2015 August 15
The other globular cluster in Hercules
With dark skies upon us once more (at least for a few hours) and the Moon currently out of the sky, many telescopes will no doubt be pointed at Hercules, now slipping towards the west in the late evening sky. It is not the most prominent of constellations, which is perhaps surprising considering the importance of Hercules in mythology, and the 4 stars of the Keystone can often be difficult to locate under a really good sky, but it contains a wealth of deep sky treasures: globular clusters (including the faint Palomar 14), open clusters, planetary nebulae and numerous faint galaxies.
Most amateurs will be aware of the 2 bright Messier globulars M13 (see teaser image) and M92 but there is another cluster lurking in the outer reaches of the constellation that is often overlooked and that is NGC 6229. With a diameter of 4.5 arc minutes and a visual magnitude of 9.4 it appears fainter and smaller than its Messier companions because of its greater distance from us (around 20kpc compared to 7kpc for M13) but it is an easy visual target in a 20cm reflector where it appears as a unresolved glow with some brightening towards the centre. Larger telescopes will allow resolution of many of its outer stars. It is located at RA 16h 47.0m and declination +47deg 32min, which puts it around 11 degrees north of M13. The chart here, produced using SkyMap Pro 11, shows all 3 globulars.
NGC 6229 lies in a pleasant star field and images easily. The image here was captured by David Arditti from his observatory in Edgware, Middlesex. It was obtained using a 245mm f/4.8 Newtonian fitted with a Hutech IDAS filter and QHY8 camera. The exposure was 15 x 120s and north is up.

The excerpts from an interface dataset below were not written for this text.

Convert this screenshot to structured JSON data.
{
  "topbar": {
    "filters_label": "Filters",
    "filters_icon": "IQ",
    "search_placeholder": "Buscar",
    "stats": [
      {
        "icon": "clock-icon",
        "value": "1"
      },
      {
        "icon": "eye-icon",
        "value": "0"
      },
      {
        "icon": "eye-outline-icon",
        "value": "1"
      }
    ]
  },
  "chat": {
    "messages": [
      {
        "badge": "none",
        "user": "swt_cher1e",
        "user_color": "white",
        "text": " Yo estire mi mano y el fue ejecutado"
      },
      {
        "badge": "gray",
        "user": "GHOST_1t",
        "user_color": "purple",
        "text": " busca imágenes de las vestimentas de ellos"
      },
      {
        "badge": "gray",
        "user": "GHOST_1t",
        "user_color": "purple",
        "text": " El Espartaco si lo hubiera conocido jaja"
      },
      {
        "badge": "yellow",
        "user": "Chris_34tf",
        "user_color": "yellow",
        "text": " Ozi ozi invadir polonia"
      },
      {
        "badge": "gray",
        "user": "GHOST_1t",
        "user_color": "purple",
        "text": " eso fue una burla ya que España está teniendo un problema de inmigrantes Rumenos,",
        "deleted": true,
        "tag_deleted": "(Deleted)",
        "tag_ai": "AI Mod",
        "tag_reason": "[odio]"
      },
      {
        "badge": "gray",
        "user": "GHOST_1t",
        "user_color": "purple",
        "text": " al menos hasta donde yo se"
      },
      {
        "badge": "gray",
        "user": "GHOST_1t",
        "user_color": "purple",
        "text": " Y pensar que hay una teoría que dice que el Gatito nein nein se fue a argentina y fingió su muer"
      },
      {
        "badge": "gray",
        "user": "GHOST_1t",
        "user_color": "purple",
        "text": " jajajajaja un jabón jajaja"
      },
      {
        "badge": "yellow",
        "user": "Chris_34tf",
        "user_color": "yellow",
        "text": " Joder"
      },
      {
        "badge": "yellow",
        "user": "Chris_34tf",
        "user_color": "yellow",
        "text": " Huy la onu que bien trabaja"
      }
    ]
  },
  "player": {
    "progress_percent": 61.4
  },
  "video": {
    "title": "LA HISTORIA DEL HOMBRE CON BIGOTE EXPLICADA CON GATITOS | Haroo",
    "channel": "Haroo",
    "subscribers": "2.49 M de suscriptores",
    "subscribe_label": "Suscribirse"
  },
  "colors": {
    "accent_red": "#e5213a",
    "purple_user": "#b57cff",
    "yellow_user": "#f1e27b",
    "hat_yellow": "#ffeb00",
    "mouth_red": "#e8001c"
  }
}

If you are observing M13 during the next few days nudge your telescope a few degrees north and have a look at this often overlooked cluster. And if you enjoy globulars, there is always a magnitude 14.7 Palomar cluster to hunt down.